The cratering process has been divided into three distinct stages, each dominated by different forces and mechanisms:
- Contact & Compression
The cratering process begins when the impactor, travelling at 10 to 75 km/s, makes initial contact with the target body. This starts the contact and compression process which lasts only fractions of a second. During this time the impactor will penetrate up to 2 times its diameter. At this point the kinetic energy of the impactor is transformed into shock waves that radiate into the target body and back into the impactor itself. The energy of the impact produces a spherical expanding envelope of hot gas regardless of the angle of impact. The impactor and the immediate area of the impact are completely vaporized . With few exceptions, the impact explosion almost always produces a circular crater. Elliptical impact craters are known elsewhere in the solar system and are caused from impactors at a very low-angle or obliquity of 10°–15° (Kenkmann 2009). After only a fraction of a micro-second, the compression stage ends with the complete transfer of energy in the form of a shock wave and latent heat.

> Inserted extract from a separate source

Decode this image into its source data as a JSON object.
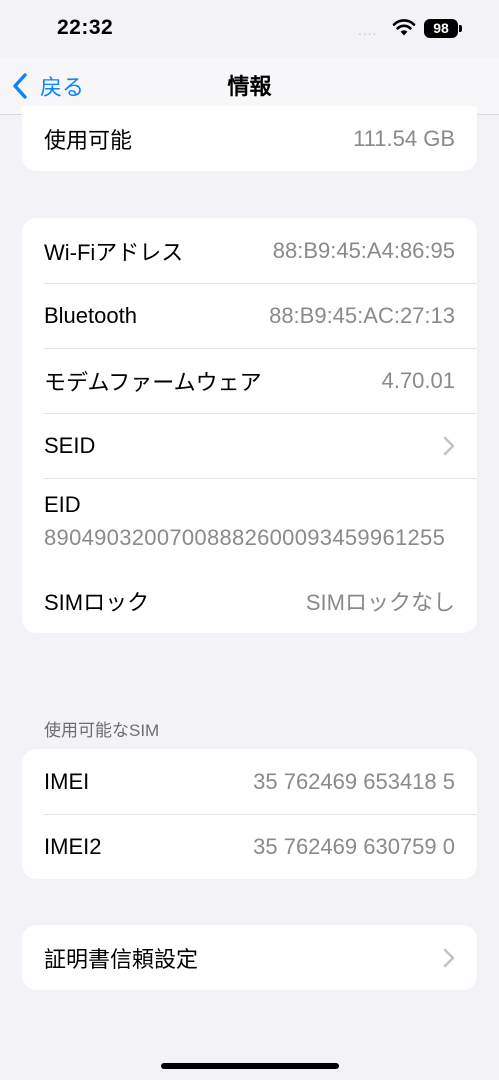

The crater excavation stage (Melosh, 1980) overlaps somewhat with the compression stage and involves two processes:
- upward ejection (spalling) of large near-surface fragments and smaller ejecta (ejecta curtain);
- subsurface flow of target material to form the transient crater.
In seconds the resulting kinetic energy release creates an explosion that forms the initial transient crater. This energy release is transferred into complex interactions within the resulting shockwaves. The crater now consists of an evacuated zone (forming impact ejecta) and a lower displaced zone (forming crater-fill impactites). The excavation process is complete when the energy in the shock waves can no longer displace target rocks. This process could last up to 90 seconds for a crater of up to a 200 km diameter.
The initial transient crater is unstable and the modification stage commences. Small craters of <4 km (on Earth) are relatively stable after the excavation stage. For larger craters, the impact structure is gravitationally unstable and its modification stage will include uplift of the crater floor and collapse of the unstable steep walls (slumping). These movements will be completed in a few minutes and could result in a complex or multi-ring crater. Minor faulting, mass movement and/or hydrothermal activity in the larger craters could last indefinitely.
 In some rare cases the projectile survives the cratering process, at least in the form of meteorite fragments (apart from geochemical traces in melts at larger structures). At Barringer crater and at small simple impact structures (<< 2km) like Wolfe Creek or Odessa, the meteorite can survive. A large fragment of the impacting meteorite was found beneath the melt sheet at the ≥70 km Morokweng impact structure, South Africa (Schmieder 2010).